There were some red flags that made her want to check into this home inspector a little more. She asked my advice on what agencies to check with and ended up finding out that his radon testing license had expired the previous year and that he might not be compliant with the State of PA home inspector law.
It is very important, whether you are the buyer, seller or the agent representing one of these parties, to confirm that the home inspector coming through is complaint with your state's home inspector laws. Pennsylvania does not have a licensing requirement, but the state does require that all home inspectors comply with the law that was passed in 2002. The home inspector should provide a "Compliance Statement" upon request. For more information on this law, visit Pennsylvania Home Inspectors Coalition (PHIC).
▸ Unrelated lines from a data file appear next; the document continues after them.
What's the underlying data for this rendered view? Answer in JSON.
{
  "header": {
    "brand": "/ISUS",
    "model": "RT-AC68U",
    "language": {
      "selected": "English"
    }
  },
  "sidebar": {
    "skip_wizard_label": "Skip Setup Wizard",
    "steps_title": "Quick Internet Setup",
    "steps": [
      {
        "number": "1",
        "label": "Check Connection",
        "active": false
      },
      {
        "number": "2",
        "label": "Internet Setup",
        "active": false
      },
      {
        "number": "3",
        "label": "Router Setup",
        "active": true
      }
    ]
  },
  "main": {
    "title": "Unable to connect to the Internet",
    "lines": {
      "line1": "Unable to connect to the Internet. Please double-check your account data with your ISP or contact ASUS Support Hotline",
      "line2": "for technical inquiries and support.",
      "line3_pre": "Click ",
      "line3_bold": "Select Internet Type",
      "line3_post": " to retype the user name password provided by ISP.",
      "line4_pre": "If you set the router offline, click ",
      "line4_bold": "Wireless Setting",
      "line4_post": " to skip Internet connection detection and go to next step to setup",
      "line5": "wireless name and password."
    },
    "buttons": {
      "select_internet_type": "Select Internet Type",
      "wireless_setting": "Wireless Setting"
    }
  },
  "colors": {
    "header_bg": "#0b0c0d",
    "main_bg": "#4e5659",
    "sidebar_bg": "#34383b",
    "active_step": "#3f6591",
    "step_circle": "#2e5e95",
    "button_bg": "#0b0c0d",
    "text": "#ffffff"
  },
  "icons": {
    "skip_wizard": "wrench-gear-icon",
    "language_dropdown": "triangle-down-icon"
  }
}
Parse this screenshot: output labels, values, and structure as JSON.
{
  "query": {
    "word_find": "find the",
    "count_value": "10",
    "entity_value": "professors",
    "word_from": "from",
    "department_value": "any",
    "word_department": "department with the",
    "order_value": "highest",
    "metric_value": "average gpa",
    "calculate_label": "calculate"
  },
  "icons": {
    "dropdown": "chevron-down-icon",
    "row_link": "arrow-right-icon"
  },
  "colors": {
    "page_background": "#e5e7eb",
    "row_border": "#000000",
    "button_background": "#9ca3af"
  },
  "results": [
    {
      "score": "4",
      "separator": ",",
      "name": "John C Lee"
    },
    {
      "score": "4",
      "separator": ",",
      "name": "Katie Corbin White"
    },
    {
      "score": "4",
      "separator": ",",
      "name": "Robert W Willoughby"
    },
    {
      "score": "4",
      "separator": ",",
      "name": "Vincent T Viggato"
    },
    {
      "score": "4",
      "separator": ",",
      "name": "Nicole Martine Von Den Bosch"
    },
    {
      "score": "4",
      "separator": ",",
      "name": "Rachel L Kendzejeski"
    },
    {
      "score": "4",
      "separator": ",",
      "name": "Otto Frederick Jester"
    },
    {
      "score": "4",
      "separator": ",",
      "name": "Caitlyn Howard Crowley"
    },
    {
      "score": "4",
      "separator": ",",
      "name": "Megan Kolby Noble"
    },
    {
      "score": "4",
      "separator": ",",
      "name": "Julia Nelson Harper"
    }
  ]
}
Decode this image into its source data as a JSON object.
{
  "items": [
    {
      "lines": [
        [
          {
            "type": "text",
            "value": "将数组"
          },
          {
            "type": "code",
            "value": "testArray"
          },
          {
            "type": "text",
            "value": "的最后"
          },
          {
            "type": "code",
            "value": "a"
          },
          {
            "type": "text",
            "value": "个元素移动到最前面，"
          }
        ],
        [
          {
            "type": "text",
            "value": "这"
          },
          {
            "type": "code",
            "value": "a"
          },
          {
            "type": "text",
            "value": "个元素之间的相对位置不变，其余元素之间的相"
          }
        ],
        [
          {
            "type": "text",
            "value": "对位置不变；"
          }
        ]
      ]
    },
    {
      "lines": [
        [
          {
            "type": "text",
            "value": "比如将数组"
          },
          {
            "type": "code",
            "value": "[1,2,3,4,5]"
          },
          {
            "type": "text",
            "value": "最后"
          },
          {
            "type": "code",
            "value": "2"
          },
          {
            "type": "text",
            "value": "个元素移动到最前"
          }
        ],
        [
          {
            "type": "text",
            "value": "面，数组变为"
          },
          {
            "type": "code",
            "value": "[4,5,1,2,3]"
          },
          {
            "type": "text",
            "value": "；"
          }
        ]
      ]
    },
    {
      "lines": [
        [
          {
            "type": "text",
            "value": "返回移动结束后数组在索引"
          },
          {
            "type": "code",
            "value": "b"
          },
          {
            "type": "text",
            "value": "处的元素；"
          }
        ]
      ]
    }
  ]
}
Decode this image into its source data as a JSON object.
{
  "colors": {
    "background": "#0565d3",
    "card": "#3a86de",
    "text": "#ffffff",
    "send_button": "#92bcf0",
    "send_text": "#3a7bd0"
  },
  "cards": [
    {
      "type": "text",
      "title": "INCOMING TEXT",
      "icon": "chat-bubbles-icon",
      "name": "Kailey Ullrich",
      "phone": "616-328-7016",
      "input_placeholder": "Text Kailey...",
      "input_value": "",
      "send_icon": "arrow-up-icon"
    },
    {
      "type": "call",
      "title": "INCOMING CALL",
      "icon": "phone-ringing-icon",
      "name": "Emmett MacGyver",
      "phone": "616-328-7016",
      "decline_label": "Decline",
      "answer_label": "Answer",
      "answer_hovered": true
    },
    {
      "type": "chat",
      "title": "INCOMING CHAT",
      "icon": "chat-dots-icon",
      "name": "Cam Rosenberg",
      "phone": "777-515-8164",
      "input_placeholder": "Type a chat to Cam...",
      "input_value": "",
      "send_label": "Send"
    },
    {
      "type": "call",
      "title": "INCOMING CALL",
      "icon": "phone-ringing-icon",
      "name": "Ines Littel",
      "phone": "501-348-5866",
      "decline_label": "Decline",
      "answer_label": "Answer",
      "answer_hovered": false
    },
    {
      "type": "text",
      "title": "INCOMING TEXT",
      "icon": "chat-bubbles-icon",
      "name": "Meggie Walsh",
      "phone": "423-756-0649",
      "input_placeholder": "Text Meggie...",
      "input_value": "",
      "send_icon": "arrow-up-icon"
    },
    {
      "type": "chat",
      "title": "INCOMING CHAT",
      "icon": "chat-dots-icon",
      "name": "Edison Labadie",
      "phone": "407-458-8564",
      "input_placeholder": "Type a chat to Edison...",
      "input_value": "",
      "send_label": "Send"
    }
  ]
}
This home inspector law basically states that in order to renegotiate an agreement of sale based solely on a home inspection report, you need to have the report written by a home inspector that meets certain criteria determined by the state. If not, you run the risk of being made responsible for accepting any defects that come up during the home inspection.
This law, Act 114 of 2000, is a means of regulating the performance of home inspections and requiring a certain level of professionalism by home inspectors in order to protect consumers. Prior to this law, you had individuals advertising themselves as home inspectors, but lacking the training and background to render professional opinions concerning the condition of the property. For your protection, make sure to ask your home inspector whether he is "compliant with the State of Pennsylvania home inspector law".
Among the criteria set out by this law, your home inspector must belong to a national home inspection association and meet minimum insurance requirements.
Both the American Society of Home Inspectors (ASHI) and the National Association of Home Inspectors (NAHI) meet the state requirements. The required insurance must include both errors and omissions and general liability with at least $100,000 per occurrence and $500,000 aggregate coverage.
David Artigliere, ASHI Certified home inspector & owner of ARTI Home Inspections LLC, offers home inspections in Collegeville & surrounding 7 days a week.
Disclaimer: ActiveRain Corp. does not necessarily endorse the real estate agents, loan officers and brokers listed on this site. These real estate profiles, blogs and blog entries are provided here as a courtesy to our visitors to help them make an informed decision when buying or selling a house. ActiveRain Corp. takes no responsibility for the content in these profiles, that are written by the members of this community.